People inspect the destruction outside a charred building hit by an Israeli airstrike in the southern Lebanese town of Wadi Jilo, east of Tyre, on June 6, 2024. (AFP)
People inspect the destruction outside a charred building hit by an Israeli airstrike in the southern Lebanese town of Wadi Jilo, east of Tyre, on June 6, 2024. (AFP)

Hezbollah is facing mounting challenges in its eight-month long conflict with Israel in southern Lebanon. Hezbollah, which unilaterally launched the fight in the South, believed that its war in support of Gaza would last a few days or week.

However, the Iran-backed party is now confronted with an open conflict that has transformed into a war of attrition of its forces and no one knows when the fight will end or whether it will develop into a wide-scale conflict against Hezbollah throughout Lebanon.

Experts said the greatest challenge Hezbollah is contending with is Israel’s ongoing assassination of its top commanders.

Political activist and Hezbollah critic Ali al-Amine said another challenge is the possibility that the conflict may spiral into a wide-scale war that the party does not want.

Such a war will lead to unpredictable changes and consequences, he told Asharq Al-Awsat.

Another challenge is the extent to which Hezbollah’s security has been compromised given Israel’s “unprecedented ability in killing several of the party’s top security, military and technical officials.”

“No one predicted that it would be this compromised,” he added.

Another challenge is related to morale and politics. The party will need to regain the trust of its supporters, who believed that it was capable of deterring any Israeli assault on border towns and villages, which have been devastated during the war, al-Amine remarked.

The destruction has prompted several supporters to reconsider whether they would invest in the South - a Hezbollah stronghold - after the war is over, he noted.

04 June 2024, Lebanon, Naqoura: A Hezbollah flag is seen hanged on rubble of destroyed houses caused by Israeli air raids in the Lebanese southern village of Naqoura, located at the Lebanese-Israeli border. (Marwan Naamani/dpa)

Political and strategic affairs researcher retired general Khalil al-Helou said the greatest challenge faced by Hezbollah is the incessant assassination of its top commanders and Israel’s targeted strikes against its positions in the South.

The continuation of the fight will turn the war into one of attrition against the party, he told Asharq Al-Awsat, while dismissing Hezbollah’s shooting down of four Israeli drones.

Another challenge is that Hezbollah is greatly outgunned by Israel, especially in terms of the artillery at the country’s disposal and its air power. Hezbollah doesn’t possess artillery that can rival Israel’s.

Israel also boasts drones that can carry out precise hits, while the party has suicide drones, which can be effective, but it is unknown if they are successful in hitting their targets, Helou said.

Head of the Middle East Center for Studies and Political Research retired general Hisham Jaber said the greatest threat faced by Hezbollah is the possibility that Israel could invade Lebanon.

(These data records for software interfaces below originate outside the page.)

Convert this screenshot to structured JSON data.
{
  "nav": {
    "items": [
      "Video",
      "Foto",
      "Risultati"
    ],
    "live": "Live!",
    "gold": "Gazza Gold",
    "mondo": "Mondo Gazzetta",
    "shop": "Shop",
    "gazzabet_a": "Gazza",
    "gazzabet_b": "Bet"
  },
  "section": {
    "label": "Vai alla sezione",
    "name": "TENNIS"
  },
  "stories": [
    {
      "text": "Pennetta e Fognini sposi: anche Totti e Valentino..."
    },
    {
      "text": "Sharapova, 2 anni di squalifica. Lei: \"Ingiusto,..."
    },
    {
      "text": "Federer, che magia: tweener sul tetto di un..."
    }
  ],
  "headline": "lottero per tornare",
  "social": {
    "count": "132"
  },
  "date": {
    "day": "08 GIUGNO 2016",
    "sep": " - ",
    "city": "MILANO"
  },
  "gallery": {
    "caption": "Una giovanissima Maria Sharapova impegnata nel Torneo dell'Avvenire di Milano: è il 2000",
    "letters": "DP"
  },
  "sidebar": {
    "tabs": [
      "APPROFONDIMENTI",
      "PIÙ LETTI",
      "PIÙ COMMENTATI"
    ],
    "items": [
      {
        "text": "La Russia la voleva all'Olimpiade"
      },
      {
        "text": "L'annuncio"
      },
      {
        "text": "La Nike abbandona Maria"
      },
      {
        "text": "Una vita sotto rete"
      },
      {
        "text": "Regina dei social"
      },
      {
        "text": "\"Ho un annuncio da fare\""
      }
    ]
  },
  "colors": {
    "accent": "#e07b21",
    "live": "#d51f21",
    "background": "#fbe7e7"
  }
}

Hezbollah will definitely not instigate such a war, he told Asharq al-Awsat, but Israel prefers such a scenario.

Should a large-scale war happen, the destruction and casualties will be immense, and Hezbollah will be held responsible for this by internal Lebanese parties, he explained.

“Yes, Israel is being depleted and it is more in crisis than Lebanon, but the attrition is also affecting Hezbollah on all levels,” he added.

“Despite the challenges, Hezbollah cannot stop the war, because it will appear defeated. So, the war will continue and expand in the coming months, but it will not cross a certain line because ultimately a wide-scale war will lead to Iran and the United States’ involvement and they both don’t want that,” he stated.